### SOURCE DATA
____

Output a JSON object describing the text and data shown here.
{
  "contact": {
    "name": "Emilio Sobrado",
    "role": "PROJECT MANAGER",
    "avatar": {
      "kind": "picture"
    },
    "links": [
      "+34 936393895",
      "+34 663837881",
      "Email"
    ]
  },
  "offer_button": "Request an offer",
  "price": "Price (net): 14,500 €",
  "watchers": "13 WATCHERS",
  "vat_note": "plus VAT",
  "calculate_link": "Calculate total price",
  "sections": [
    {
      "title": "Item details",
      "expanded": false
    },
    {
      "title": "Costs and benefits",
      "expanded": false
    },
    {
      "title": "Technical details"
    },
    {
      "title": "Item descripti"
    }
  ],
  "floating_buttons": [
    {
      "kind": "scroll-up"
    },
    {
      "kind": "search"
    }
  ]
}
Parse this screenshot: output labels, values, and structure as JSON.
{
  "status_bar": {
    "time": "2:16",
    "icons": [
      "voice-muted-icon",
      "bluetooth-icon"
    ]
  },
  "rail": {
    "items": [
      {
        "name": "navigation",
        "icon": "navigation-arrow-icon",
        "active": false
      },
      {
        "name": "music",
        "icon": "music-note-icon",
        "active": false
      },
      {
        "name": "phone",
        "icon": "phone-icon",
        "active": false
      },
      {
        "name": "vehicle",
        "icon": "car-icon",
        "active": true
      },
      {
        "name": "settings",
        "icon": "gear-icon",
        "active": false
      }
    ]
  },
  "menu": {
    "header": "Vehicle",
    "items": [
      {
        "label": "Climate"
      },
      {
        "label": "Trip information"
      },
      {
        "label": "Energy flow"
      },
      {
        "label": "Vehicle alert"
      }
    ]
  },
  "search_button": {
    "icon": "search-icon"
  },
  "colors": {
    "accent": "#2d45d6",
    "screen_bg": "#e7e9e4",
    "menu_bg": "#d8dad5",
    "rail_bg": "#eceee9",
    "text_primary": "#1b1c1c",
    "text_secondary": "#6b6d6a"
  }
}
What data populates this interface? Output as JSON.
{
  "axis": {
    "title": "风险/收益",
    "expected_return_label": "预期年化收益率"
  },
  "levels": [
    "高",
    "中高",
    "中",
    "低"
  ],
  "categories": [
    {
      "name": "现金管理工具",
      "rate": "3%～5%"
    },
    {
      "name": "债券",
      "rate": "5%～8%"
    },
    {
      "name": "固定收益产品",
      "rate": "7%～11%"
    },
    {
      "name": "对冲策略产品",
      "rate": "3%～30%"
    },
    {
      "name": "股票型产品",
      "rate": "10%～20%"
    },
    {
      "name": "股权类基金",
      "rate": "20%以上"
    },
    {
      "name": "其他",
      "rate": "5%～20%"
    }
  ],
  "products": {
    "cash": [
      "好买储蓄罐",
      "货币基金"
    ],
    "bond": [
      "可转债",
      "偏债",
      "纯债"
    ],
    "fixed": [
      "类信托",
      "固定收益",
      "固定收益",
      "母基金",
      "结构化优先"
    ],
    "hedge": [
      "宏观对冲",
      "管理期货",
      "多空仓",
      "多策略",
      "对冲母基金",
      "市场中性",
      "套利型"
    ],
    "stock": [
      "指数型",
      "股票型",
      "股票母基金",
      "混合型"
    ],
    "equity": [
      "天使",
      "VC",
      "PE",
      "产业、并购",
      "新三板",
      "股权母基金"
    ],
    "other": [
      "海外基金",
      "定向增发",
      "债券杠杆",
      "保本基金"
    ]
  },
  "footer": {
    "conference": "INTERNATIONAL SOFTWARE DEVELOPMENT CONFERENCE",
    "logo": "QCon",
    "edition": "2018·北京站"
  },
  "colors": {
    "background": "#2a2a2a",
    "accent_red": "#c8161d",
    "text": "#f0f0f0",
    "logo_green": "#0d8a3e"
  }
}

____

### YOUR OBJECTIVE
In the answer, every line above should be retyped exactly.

### WRITTEN ANSWER
Output a JSON object describing the text and data shown here.
{
  "contact": {
    "name": "Emilio Sobrado",
    "role": "PROJECT MANAGER",
    "avatar": {
      "kind": "picture"
    },
    "links": [
      "+34 936393895",
      "+34 663837881",
      "Email"
    ]
  },
  "offer_button": "Request an offer",
  "price": "Price (net): 14,500 €",
  "watchers": "13 WATCHERS",
  "vat_note": "plus VAT",
  "calculate_link": "Calculate total price",
  "sections": [
    {
      "title": "Item details",
      "expanded": false
    },
    {
      "title": "Costs and benefits",
      "expanded": false
    },
    {
      "title": "Technical details"
    },
    {
      "title": "Item descripti"
    }
  ],
  "floating_buttons": [
    {
      "kind": "scroll-up"
    },
    {
      "kind": "search"
    }
  ]
}
Parse this screenshot: output labels, values, and structure as JSON.
{
  "status_bar": {
    "time": "2:16",
    "icons": [
      "voice-muted-icon",
      "bluetooth-icon"
    ]
  },
  "rail": {
    "items": [
      {
        "name": "navigation",
        "icon": "navigation-arrow-icon",
        "active": false
      },
      {
        "name": "music",
        "icon": "music-note-icon",
        "active": false
      },
      {
        "name": "phone",
        "icon": "phone-icon",
        "active": false
      },
      {
        "name": "vehicle",
        "icon": "car-icon",
        "active": true
      },
      {
        "name": "settings",
        "icon": "gear-icon",
        "active": false
      }
    ]
  },
  "menu": {
    "header": "Vehicle",
    "items": [
      {
        "label": "Climate"
      },
      {
        "label": "Trip information"
      },
      {
        "label": "Energy flow"
      },
      {
        "label": "Vehicle alert"
      }
    ]
  },
  "search_button": {
    "icon": "search-icon"
  },
  "colors": {
    "accent": "#2d45d6",
    "screen_bg": "#e7e9e4",
    "menu_bg": "#d8dad5",
    "rail_bg": "#eceee9",
    "text_primary": "#1b1c1c",
    "text_secondary": "#6b6d6a"
  }
}
What data populates this interface? Output as JSON.
{
  "axis": {
    "title": "风险/收益",
    "expected_return_label": "预期年化收益率"
  },
  "levels": [
    "高",
    "中高",
    "中",
    "低"
  ],
  "categories": [
    {
      "name": "现金管理工具",
      "rate": "3%～5%"
    },
    {
      "name": "债券",
      "rate": "5%～8%"
    },
    {
      "name": "固定收益产品",
      "rate": "7%～11%"
    },
    {
      "name": "对冲策略产品",
      "rate": "3%～30%"
    },
    {
      "name": "股票型产品",
      "rate": "10%～20%"
    },
    {
      "name": "股权类基金",
      "rate": "20%以上"
    },
    {
      "name": "其他",
      "rate": "5%～20%"
    }
  ],
  "products": {
    "cash": [
      "好买储蓄罐",
      "货币基金"
    ],
    "bond": [
      "可转债",
      "偏债",
      "纯债"
    ],
    "fixed": [
      "类信托",
      "固定收益",
      "固定收益",
      "母基金",
      "结构化优先"
    ],
    "hedge": [
      "宏观对冲",
      "管理期货",
      "多空仓",
      "多策略",
      "对冲母基金",
      "市场中性",
      "套利型"
    ],
    "stock": [
      "指数型",
      "股票型",
      "股票母基金",
      "混合型"
    ],
    "equity": [
      "天使",
      "VC",
      "PE",
      "产业、并购",
      "新三板",
      "股权母基金"
    ],
    "other": [
      "海外基金",
      "定向增发",
      "债券杠杆",
      "保本基金"
    ]
  },
  "footer": {
    "conference": "INTERNATIONAL SOFTWARE DEVELOPMENT CONFERENCE",
    "logo": "QCon",
    "edition": "2018·北京站"
  },
  "colors": {
    "background": "#2a2a2a",
    "accent_red": "#c8161d",
    "text": "#f0f0f0",
    "logo_green": "#0d8a3e"
  }
}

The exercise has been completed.